Try this simple test.

Subject your writing to this easy to use evaluation tool. It rewards direct, easy-to-understand language. And that’s the foundation for clear, powerful and persuasive writing. You can’t sell something if you confuse your readers or tucker them out with excess verbiage.

Don’t talk trendy talk. You’ll take a big step toward getting people to listen and understand and buy your point of view. That’s because you will be refreshingly clear.

And you won’t sound like a jargon machine.

Don Draper. Good in bed; bad on the job.

 

Every time someone finds out I ran an advertising agency they ask the same question.

“Ever watch 'Mad Men'?"

I did watch it. Now, let me ask you a question. Did you ever watch "Mad Men"? If so, what do you think about that creative director, Don Draper?

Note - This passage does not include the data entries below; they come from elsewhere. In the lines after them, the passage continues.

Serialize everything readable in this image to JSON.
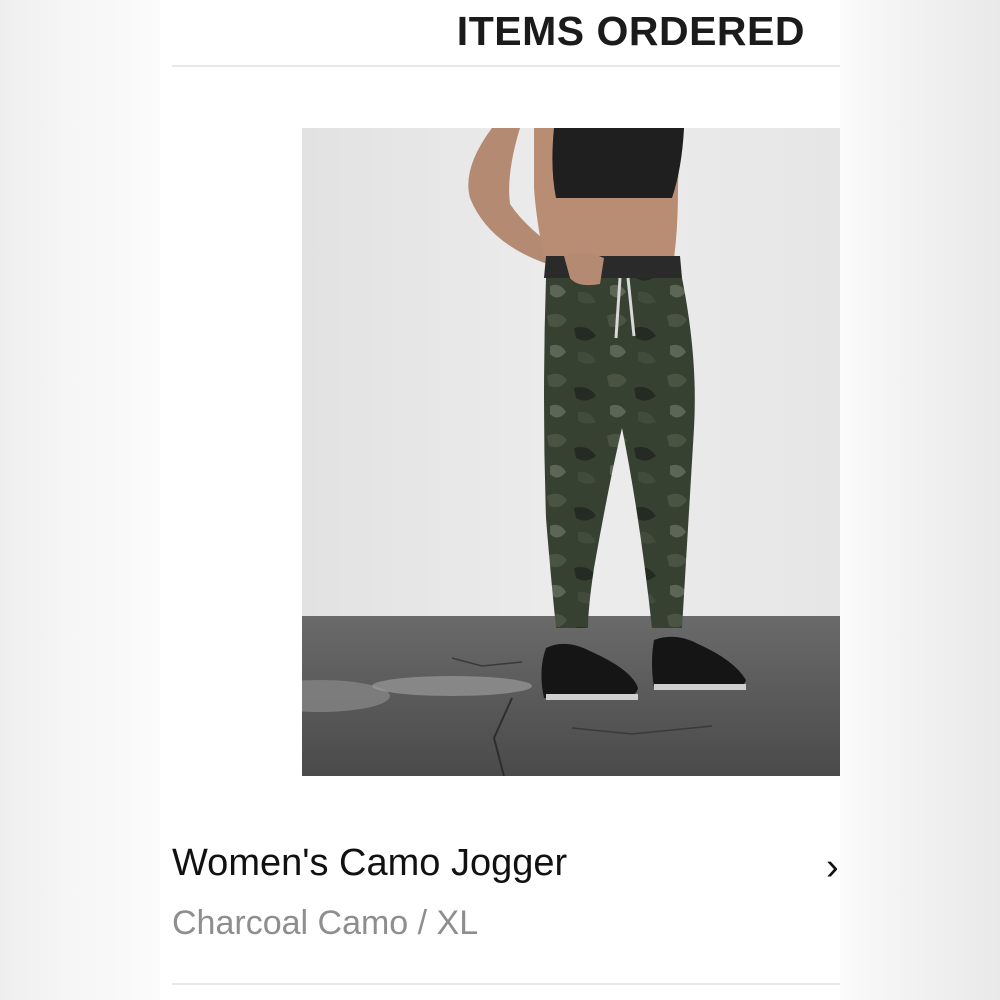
{
  "section": {
    "title": "ITEMS ORDERED"
  },
  "item": {
    "name": "Women's Camo Jogger",
    "variant": "Charcoal Camo / XL",
    "chevron": "›"
  },
  "icons": {
    "chevron": "chevron-right-icon"
  }
}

Ever watch the way he treats his people? Think disdain, abuse and fear. They present their ideas; he trashes them, and then creates the thing himself. I don’t know what he needs them for, except to execute his ideas.

Draper is an interesting character, but a crappy creative director.

Sure, when I work as a creative consultant, my clients expect me to come up with ideas. They also expect me to give their people tools and processes that help them create their own ideas and make them work – ideas that will get attention, differentiate, persuade and move people.

Focus.

One tool writers and art directors need is a message focus, but it better be a focus they believe in, and it better ignite creative ideas. Contrary to what I believed when I started in this business, focus does not restrict people creatively. A focus they believe in frees them to be more creative because they don’t waste creative energy second-guessing what they're doing.

Sometimes my biggest job is to ask the right questions. That can lead to focus, a galvanized creative team, an unheard-of creative approach and exceptional results.

That’s what caused the Catholic Church to do something nobody ever thought they would do.

Here’s what I mean.

So, there you have it. The Catholic Church admitted that if you left them, it was their fault not yours. That’s how confession became a creative strategy.

And that's how our campaign led the country in results.

With all the talk about branding and strategic thinking, hardly anybody ever talks about creative strategy. They don’t now; they never did.

That’s too bad.

Creative strategy is one of the all-time greatest persuasion and focusing tools.

Creative strategies do wondrous things, like get people to believe what they don’t want to believe. The confession strategy did just that. Hey, the Church could have said, “Come on back we’re nice now.” But nobody would have bought it. Some examples of creative strategies are: demonstrate, document, compare, shock, create dissatisfaction. Or combine them. The Catholic Church admitting they were wrong was a demonstration. It also had shock value. And it got fallen-away Catholics to pay attention, open their minds and come back to church.

That’s the power of creative strategy.

Input. Not a data dump.

You must have the right information to create successful marketing communications. And, you must not have loads of irrelevant information. Often creative input looks like a book with everything you need to know except what you need to write the ad. I’ve seen creative people get mentally exhausted searching through pages of useless information.

It goes something like this. Read the 50-page research report. And, don’t forget the brand plan, and the 10 emails, and the conference call, and weren’t there some memos? Oh, yeah they’re in the black binder. Now where’s the black binder?

Focused input and a smart creative strategy are two of the most important and most overlooked tools of our trade.

They work, though. That’s why the Catholic Church campaign achieved what many people thought couldn’t happen: got angry dissolutioned Catholics to come back.

My clients want tools that enable their people to be their best creative selves, not an extension of me. They don’t want a creative consultant who has all the ideas.

They don’t want the creative director from "Mad Men."